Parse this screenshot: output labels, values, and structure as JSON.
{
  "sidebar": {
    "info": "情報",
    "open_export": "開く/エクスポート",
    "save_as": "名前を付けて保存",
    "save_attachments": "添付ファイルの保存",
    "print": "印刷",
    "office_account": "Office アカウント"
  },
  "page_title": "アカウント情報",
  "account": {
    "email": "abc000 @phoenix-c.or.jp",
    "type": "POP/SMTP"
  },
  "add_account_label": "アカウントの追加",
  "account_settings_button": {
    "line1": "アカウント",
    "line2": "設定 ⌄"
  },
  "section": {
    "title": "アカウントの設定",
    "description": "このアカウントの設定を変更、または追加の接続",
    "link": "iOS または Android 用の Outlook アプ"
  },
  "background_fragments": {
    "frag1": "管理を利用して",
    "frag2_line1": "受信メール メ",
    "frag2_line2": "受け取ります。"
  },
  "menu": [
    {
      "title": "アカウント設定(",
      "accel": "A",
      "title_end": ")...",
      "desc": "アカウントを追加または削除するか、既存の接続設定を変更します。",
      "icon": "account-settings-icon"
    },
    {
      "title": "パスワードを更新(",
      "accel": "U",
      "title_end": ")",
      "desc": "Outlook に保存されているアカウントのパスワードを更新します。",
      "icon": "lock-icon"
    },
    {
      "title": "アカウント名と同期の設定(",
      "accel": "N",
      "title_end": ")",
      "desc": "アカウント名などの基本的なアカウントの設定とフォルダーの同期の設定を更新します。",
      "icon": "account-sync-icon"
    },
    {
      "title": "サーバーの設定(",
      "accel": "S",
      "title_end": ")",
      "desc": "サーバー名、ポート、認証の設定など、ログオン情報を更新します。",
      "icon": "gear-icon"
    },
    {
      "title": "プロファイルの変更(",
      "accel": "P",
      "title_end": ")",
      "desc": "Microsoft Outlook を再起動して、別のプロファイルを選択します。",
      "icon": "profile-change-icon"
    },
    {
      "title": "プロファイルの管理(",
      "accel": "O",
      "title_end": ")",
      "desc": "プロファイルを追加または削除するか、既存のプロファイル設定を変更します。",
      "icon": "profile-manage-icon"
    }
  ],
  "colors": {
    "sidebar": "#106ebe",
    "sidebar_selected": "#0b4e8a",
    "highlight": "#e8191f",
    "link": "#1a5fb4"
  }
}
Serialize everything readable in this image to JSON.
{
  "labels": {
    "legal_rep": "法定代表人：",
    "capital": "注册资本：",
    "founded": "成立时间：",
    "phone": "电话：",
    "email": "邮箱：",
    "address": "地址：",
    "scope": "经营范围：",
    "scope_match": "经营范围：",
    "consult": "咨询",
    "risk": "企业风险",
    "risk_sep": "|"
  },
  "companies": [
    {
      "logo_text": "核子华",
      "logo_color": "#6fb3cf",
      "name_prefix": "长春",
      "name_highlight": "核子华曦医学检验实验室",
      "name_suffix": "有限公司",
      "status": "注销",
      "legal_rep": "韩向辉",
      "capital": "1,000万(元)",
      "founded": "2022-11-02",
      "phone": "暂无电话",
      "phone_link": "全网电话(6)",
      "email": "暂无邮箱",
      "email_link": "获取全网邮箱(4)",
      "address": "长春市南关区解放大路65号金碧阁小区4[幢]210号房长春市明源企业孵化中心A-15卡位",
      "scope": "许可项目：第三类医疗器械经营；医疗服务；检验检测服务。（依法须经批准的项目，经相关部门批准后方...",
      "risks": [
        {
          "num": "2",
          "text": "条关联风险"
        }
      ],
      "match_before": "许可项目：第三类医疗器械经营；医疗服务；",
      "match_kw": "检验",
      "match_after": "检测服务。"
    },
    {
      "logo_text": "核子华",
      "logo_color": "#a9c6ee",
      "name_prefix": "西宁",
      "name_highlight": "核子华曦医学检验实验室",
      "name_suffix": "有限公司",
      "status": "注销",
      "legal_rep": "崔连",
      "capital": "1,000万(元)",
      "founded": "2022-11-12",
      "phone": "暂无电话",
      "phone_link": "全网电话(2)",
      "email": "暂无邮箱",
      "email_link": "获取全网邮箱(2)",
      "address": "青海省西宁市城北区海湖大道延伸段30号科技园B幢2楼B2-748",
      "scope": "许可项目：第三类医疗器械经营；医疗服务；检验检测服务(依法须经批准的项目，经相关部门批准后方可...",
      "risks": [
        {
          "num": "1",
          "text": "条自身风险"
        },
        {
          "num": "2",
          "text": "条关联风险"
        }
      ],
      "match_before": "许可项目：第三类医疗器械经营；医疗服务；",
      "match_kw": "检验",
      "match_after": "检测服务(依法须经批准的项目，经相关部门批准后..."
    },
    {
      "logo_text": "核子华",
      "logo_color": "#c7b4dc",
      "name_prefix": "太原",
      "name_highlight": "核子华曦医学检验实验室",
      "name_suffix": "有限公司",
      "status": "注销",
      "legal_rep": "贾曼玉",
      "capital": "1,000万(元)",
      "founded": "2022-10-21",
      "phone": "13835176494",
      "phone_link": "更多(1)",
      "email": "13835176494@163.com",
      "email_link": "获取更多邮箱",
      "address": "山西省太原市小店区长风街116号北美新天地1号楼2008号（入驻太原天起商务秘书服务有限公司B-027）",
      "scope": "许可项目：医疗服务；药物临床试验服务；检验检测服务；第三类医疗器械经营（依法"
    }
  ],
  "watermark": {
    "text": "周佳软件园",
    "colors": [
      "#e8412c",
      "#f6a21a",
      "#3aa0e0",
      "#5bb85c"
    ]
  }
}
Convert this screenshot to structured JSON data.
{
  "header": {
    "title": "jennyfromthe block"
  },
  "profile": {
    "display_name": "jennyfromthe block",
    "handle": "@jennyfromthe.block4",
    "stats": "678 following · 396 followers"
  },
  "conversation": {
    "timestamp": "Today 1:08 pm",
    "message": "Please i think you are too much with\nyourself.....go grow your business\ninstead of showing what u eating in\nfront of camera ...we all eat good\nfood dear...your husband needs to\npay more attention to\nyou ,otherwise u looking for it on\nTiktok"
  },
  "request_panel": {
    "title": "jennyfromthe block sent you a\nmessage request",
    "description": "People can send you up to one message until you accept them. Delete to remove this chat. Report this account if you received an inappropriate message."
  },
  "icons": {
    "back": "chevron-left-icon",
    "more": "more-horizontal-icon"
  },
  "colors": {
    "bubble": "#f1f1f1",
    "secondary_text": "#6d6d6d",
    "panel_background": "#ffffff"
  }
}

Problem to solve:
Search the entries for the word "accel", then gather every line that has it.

Answer to the exercise:
      "accel": "A",
      "accel": "U",
      "accel": "N",
      "accel": "S",
      "accel": "P",
      "accel": "O",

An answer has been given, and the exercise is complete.